# Problem requirements:
What you return should match the records below exactly.

# Interface dataset entries:

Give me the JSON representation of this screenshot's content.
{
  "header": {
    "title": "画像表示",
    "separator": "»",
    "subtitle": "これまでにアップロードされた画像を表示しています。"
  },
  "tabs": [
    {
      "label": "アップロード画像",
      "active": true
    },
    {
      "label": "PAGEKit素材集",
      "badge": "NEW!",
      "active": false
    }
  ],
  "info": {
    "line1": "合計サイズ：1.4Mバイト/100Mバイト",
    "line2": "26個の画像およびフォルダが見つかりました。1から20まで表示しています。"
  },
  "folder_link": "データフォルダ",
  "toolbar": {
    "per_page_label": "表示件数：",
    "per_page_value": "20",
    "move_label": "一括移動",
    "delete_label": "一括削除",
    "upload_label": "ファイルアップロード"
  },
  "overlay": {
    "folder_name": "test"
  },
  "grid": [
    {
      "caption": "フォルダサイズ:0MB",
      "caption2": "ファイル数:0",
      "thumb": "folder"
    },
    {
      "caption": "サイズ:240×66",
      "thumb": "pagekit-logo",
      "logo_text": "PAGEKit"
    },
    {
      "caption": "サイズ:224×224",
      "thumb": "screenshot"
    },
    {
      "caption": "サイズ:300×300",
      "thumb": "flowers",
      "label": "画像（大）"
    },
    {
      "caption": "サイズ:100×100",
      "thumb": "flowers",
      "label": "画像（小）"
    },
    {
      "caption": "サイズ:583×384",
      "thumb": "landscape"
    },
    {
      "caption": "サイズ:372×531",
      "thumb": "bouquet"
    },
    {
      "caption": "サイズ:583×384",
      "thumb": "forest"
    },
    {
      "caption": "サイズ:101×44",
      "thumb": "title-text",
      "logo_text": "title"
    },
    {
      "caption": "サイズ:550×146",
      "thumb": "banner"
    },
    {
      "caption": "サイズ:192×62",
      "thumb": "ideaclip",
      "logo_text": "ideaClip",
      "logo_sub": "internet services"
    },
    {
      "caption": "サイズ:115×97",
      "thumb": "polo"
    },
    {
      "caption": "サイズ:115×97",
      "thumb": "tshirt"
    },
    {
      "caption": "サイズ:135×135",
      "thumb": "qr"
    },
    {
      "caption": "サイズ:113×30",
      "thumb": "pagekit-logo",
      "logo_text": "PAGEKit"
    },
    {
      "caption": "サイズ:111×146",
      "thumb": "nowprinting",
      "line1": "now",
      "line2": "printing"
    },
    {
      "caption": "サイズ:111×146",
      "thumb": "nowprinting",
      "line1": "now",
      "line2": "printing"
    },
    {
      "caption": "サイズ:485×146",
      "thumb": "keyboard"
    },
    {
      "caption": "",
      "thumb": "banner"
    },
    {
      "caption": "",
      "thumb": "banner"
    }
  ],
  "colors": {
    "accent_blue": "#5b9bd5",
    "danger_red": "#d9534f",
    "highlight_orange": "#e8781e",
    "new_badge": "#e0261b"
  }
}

# Solution to this exercise:
Give me the JSON representation of this screenshot's content.
{
  "header": {
    "title": "画像表示",
    "separator": "»",
    "subtitle": "これまでにアップロードされた画像を表示しています。"
  },
  "tabs": [
    {
      "label": "アップロード画像",
      "active": true
    },
    {
      "label": "PAGEKit素材集",
      "badge": "NEW!",
      "active": false
    }
  ],
  "info": {
    "line1": "合計サイズ：1.4Mバイト/100Mバイト",
    "line2": "26個の画像およびフォルダが見つかりました。1から20まで表示しています。"
  },
  "folder_link": "データフォルダ",
  "toolbar": {
    "per_page_label": "表示件数：",
    "per_page_value": "20",
    "move_label": "一括移動",
    "delete_label": "一括削除",
    "upload_label": "ファイルアップロード"
  },
  "overlay": {
    "folder_name": "test"
  },
  "grid": [
    {
      "caption": "フォルダサイズ:0MB",
      "caption2": "ファイル数:0",
      "thumb": "folder"
    },
    {
      "caption": "サイズ:240×66",
      "thumb": "pagekit-logo",
      "logo_text": "PAGEKit"
    },
    {
      "caption": "サイズ:224×224",
      "thumb": "screenshot"
    },
    {
      "caption": "サイズ:300×300",
      "thumb": "flowers",
      "label": "画像（大）"
    },
    {
      "caption": "サイズ:100×100",
      "thumb": "flowers",
      "label": "画像（小）"
    },
    {
      "caption": "サイズ:583×384",
      "thumb": "landscape"
    },
    {
      "caption": "サイズ:372×531",
      "thumb": "bouquet"
    },
    {
      "caption": "サイズ:583×384",
      "thumb": "forest"
    },
    {
      "caption": "サイズ:101×44",
      "thumb": "title-text",
      "logo_text": "title"
    },
    {
      "caption": "サイズ:550×146",
      "thumb": "banner"
    },
    {
      "caption": "サイズ:192×62",
      "thumb": "ideaclip",
      "logo_text": "ideaClip",
      "logo_sub": "internet services"
    },
    {
      "caption": "サイズ:115×97",
      "thumb": "polo"
    },
    {
      "caption": "サイズ:115×97",
      "thumb": "tshirt"
    },
    {
      "caption": "サイズ:135×135",
      "thumb": "qr"
    },
    {
      "caption": "サイズ:113×30",
      "thumb": "pagekit-logo",
      "logo_text": "PAGEKit"
    },
    {
      "caption": "サイズ:111×146",
      "thumb": "nowprinting",
      "line1": "now",
      "line2": "printing"
    },
    {
      "caption": "サイズ:111×146",
      "thumb": "nowprinting",
      "line1": "now",
      "line2": "printing"
    },
    {
      "caption": "サイズ:485×146",
      "thumb": "keyboard"
    },
    {
      "caption": "",
      "thumb": "banner"
    },
    {
      "caption": "",
      "thumb": "banner"
    }
  ],
  "colors": {
    "accent_blue": "#5b9bd5",
    "danger_red": "#d9534f",
    "highlight_orange": "#e8781e",
    "new_badge": "#e0261b"
  }
}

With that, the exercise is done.